**AIM OF THE EXERCISE:** All entries below must be reproduced without a single change.
(Beginning of RECORDED INFORMATION)
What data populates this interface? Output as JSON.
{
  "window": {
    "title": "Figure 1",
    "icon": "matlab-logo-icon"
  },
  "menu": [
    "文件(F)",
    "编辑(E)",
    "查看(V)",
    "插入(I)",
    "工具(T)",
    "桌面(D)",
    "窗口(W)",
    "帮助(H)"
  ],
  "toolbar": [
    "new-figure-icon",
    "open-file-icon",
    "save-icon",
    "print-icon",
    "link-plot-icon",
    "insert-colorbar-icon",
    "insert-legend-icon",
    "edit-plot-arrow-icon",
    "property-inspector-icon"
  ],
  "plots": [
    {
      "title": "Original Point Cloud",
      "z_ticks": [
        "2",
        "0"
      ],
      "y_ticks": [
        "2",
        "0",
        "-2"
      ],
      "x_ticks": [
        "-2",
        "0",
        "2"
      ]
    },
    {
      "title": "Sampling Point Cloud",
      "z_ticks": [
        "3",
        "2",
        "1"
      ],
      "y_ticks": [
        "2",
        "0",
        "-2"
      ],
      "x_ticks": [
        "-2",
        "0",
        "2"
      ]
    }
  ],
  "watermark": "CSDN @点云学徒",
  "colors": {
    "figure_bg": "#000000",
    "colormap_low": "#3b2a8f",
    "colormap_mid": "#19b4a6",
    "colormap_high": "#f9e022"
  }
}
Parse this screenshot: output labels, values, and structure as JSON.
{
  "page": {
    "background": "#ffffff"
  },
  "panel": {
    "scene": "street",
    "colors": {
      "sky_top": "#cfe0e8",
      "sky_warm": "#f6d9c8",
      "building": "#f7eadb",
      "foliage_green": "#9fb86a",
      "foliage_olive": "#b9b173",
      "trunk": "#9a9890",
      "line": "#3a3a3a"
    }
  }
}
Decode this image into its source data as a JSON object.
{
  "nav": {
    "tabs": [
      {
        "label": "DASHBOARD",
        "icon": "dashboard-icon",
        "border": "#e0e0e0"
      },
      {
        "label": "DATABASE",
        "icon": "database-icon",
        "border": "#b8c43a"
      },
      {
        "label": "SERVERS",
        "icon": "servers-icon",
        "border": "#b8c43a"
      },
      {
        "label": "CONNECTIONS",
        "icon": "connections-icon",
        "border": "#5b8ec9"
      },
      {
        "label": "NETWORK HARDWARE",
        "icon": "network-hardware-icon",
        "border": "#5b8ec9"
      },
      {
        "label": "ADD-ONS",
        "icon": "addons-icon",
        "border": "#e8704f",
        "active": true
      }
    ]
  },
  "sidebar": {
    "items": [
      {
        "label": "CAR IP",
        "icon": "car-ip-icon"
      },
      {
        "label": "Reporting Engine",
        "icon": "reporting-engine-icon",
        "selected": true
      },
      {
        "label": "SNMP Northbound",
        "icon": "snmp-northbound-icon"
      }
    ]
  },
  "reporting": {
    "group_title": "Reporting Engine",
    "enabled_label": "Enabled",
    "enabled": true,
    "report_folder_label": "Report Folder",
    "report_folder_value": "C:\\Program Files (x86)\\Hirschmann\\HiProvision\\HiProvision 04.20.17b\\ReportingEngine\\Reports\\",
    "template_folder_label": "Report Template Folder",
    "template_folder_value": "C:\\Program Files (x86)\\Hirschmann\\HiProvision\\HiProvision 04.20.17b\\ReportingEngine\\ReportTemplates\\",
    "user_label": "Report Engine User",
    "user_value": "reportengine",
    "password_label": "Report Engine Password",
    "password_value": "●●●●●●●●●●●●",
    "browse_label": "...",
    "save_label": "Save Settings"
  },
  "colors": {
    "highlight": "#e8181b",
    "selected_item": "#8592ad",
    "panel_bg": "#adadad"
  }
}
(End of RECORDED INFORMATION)
**REPLY:**
What data populates this interface? Output as JSON.
{
  "window": {
    "title": "Figure 1",
    "icon": "matlab-logo-icon"
  },
  "menu": [
    "文件(F)",
    "编辑(E)",
    "查看(V)",
    "插入(I)",
    "工具(T)",
    "桌面(D)",
    "窗口(W)",
    "帮助(H)"
  ],
  "toolbar": [
    "new-figure-icon",
    "open-file-icon",
    "save-icon",
    "print-icon",
    "link-plot-icon",
    "insert-colorbar-icon",
    "insert-legend-icon",
    "edit-plot-arrow-icon",
    "property-inspector-icon"
  ],
  "plots": [
    {
      "title": "Original Point Cloud",
      "z_ticks": [
        "2",
        "0"
      ],
      "y_ticks": [
        "2",
        "0",
        "-2"
      ],
      "x_ticks": [
        "-2",
        "0",
        "2"
      ]
    },
    {
      "title": "Sampling Point Cloud",
      "z_ticks": [
        "3",
        "2",
        "1"
      ],
      "y_ticks": [
        "2",
        "0",
        "-2"
      ],
      "x_ticks": [
        "-2",
        "0",
        "2"
      ]
    }
  ],
  "watermark": "CSDN @点云学徒",
  "colors": {
    "figure_bg": "#000000",
    "colormap_low": "#3b2a8f",
    "colormap_mid": "#19b4a6",
    "colormap_high": "#f9e022"
  }
}
Parse this screenshot: output labels, values, and structure as JSON.
{
  "page": {
    "background": "#ffffff"
  },
  "panel": {
    "scene": "street",
    "colors": {
      "sky_top": "#cfe0e8",
      "sky_warm": "#f6d9c8",
      "building": "#f7eadb",
      "foliage_green": "#9fb86a",
      "foliage_olive": "#b9b173",
      "trunk": "#9a9890",
      "line": "#3a3a3a"
    }
  }
}
Decode this image into its source data as a JSON object.
{
  "nav": {
    "tabs": [
      {
        "label": "DASHBOARD",
        "icon": "dashboard-icon",
        "border": "#e0e0e0"
      },
      {
        "label": "DATABASE",
        "icon": "database-icon",
        "border": "#b8c43a"
      },
      {
        "label": "SERVERS",
        "icon": "servers-icon",
        "border": "#b8c43a"
      },
      {
        "label": "CONNECTIONS",
        "icon": "connections-icon",
        "border": "#5b8ec9"
      },
      {
        "label": "NETWORK HARDWARE",
        "icon": "network-hardware-icon",
        "border": "#5b8ec9"
      },
      {
        "label": "ADD-ONS",
        "icon": "addons-icon",
        "border": "#e8704f",
        "active": true
      }
    ]
  },
  "sidebar": {
    "items": [
      {
        "label": "CAR IP",
        "icon": "car-ip-icon"
      },
      {
        "label": "Reporting Engine",
        "icon": "reporting-engine-icon",
        "selected": true
      },
      {
        "label": "SNMP Northbound",
        "icon": "snmp-northbound-icon"
      }
    ]
  },
  "reporting": {
    "group_title": "Reporting Engine",
    "enabled_label": "Enabled",
    "enabled": true,
    "report_folder_label": "Report Folder",
    "report_folder_value": "C:\\Program Files (x86)\\Hirschmann\\HiProvision\\HiProvision 04.20.17b\\ReportingEngine\\Reports\\",
    "template_folder_label": "Report Template Folder",
    "template_folder_value": "C:\\Program Files (x86)\\Hirschmann\\HiProvision\\HiProvision 04.20.17b\\ReportingEngine\\ReportTemplates\\",
    "user_label": "Report Engine User",
    "user_value": "reportengine",
    "password_label": "Report Engine Password",
    "password_value": "●●●●●●●●●●●●",
    "browse_label": "...",
    "save_label": "Save Settings"
  },
  "colors": {
    "highlight": "#e8181b",
    "selected_item": "#8592ad",
    "panel_bg": "#adadad"
  }
}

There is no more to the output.